#### WHAT YOU SHOULD DO
Extract each line from the entries below that has the string "Validation" in it.

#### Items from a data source
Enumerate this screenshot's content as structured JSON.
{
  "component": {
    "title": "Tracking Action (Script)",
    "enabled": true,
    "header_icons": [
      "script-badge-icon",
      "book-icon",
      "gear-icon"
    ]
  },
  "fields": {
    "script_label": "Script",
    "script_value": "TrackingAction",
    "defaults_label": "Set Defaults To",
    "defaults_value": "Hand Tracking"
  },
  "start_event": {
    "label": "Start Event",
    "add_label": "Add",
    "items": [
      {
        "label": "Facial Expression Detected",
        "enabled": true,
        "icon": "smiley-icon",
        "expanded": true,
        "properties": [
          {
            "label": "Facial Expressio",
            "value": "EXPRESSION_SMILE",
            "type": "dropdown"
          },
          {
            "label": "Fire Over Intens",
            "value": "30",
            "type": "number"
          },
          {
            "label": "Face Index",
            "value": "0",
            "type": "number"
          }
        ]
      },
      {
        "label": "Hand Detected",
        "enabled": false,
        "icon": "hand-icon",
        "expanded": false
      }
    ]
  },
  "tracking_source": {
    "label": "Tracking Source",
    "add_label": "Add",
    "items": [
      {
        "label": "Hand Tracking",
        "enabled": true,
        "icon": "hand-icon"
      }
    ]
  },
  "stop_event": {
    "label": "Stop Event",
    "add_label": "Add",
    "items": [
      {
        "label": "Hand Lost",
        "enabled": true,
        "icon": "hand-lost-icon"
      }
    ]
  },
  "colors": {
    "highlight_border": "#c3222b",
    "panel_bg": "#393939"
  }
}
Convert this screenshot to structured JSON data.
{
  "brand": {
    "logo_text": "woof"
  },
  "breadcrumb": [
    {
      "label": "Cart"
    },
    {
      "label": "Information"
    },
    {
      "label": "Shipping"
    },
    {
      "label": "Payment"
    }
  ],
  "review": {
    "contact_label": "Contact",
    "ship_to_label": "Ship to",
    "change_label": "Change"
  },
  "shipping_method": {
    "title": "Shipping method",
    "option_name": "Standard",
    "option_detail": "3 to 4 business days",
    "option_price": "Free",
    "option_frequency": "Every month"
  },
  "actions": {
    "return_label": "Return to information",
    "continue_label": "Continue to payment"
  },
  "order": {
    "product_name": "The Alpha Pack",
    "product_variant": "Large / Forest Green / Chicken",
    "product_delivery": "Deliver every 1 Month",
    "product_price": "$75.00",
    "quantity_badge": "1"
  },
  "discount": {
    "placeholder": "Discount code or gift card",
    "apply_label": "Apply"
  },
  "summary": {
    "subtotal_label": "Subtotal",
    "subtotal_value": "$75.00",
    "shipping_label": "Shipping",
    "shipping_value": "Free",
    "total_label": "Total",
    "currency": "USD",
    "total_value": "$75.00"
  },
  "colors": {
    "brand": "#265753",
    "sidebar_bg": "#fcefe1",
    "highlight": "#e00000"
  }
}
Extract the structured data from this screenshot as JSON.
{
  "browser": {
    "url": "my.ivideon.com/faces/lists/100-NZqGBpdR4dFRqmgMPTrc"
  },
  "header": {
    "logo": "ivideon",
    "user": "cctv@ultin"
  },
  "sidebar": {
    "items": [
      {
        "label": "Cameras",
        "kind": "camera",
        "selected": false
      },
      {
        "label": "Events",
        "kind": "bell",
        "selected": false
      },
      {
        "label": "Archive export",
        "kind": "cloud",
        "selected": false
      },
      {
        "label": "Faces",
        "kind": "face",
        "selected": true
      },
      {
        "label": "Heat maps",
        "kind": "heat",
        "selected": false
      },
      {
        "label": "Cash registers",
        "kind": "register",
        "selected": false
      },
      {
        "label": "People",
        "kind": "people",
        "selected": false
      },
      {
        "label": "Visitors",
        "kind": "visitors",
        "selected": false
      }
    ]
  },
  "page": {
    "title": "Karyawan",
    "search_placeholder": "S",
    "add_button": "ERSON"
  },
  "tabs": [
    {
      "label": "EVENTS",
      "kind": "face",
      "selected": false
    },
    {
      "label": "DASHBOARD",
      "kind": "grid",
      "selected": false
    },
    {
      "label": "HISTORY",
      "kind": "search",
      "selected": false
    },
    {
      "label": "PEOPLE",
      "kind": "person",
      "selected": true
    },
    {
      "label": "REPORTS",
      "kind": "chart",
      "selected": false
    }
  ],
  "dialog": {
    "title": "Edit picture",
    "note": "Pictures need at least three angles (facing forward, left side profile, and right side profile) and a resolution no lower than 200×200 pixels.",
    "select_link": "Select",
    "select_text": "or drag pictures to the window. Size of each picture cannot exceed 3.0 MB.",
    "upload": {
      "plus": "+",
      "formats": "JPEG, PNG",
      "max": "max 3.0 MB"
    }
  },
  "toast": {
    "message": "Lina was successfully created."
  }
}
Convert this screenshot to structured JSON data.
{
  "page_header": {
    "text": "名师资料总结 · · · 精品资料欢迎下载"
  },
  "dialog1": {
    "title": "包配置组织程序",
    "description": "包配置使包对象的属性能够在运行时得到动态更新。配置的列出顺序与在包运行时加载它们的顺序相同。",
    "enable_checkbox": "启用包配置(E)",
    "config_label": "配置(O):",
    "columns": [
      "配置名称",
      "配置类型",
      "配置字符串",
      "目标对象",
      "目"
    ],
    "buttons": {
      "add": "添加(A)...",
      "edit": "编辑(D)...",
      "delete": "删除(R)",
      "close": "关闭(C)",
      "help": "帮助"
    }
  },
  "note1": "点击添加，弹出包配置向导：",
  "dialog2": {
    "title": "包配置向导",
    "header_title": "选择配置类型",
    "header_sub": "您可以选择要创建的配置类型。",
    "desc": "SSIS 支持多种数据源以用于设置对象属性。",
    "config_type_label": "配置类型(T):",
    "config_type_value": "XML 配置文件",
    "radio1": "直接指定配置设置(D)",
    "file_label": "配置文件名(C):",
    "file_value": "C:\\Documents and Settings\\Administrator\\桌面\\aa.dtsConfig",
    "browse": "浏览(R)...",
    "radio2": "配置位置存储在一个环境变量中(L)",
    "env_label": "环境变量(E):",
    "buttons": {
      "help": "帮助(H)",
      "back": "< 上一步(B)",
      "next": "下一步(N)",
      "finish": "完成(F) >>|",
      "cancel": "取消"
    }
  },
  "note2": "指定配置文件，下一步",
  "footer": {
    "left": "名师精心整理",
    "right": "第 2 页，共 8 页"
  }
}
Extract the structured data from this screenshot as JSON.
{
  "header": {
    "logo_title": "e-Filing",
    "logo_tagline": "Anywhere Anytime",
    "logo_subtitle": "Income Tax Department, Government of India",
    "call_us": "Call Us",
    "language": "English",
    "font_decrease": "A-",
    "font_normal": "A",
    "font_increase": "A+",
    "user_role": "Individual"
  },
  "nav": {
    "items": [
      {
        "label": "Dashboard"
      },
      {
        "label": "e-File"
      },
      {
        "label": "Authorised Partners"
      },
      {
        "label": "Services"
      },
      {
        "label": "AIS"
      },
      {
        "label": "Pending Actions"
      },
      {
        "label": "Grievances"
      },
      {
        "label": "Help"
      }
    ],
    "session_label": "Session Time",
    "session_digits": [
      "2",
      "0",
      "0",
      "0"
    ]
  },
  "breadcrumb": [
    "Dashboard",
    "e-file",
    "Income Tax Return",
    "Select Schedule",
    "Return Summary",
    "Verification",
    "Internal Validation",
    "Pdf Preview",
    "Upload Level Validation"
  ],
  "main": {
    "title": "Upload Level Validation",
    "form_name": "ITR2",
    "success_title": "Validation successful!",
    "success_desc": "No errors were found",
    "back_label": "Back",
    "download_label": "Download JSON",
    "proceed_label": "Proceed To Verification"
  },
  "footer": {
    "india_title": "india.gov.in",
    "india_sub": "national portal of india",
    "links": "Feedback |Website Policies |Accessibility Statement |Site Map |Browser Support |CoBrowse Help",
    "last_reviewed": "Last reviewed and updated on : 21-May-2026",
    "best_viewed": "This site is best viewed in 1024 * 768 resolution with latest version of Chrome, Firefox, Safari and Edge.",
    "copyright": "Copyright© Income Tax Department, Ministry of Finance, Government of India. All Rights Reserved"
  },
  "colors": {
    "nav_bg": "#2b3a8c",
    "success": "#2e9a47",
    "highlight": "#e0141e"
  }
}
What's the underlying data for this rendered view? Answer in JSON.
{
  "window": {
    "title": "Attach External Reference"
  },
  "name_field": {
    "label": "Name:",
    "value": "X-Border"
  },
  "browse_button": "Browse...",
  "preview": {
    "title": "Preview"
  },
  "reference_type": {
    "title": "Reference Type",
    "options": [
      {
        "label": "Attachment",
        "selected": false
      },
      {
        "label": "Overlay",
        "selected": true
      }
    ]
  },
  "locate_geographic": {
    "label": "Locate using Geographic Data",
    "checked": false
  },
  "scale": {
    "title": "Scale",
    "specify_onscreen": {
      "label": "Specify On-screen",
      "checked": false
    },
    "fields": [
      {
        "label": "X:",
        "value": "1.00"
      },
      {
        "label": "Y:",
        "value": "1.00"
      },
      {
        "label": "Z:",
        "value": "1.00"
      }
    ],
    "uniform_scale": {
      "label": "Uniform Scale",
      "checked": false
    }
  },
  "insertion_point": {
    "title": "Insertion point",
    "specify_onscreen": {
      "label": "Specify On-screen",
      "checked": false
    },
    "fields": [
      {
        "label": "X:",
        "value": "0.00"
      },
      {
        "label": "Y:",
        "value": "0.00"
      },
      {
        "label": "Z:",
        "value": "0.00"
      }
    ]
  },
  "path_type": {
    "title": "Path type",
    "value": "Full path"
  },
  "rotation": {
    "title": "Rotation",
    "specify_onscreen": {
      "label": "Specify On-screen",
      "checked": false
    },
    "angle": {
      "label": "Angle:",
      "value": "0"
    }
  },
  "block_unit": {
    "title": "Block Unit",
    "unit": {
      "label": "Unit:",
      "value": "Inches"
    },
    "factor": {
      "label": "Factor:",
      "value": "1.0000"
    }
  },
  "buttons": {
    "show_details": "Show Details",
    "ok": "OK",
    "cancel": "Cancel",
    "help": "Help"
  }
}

#### OUTPUT BELOW
    "Internal Validation",
    "Upload Level Validation"
    "title": "Upload Level Validation",
    "success_title": "Validation successful!",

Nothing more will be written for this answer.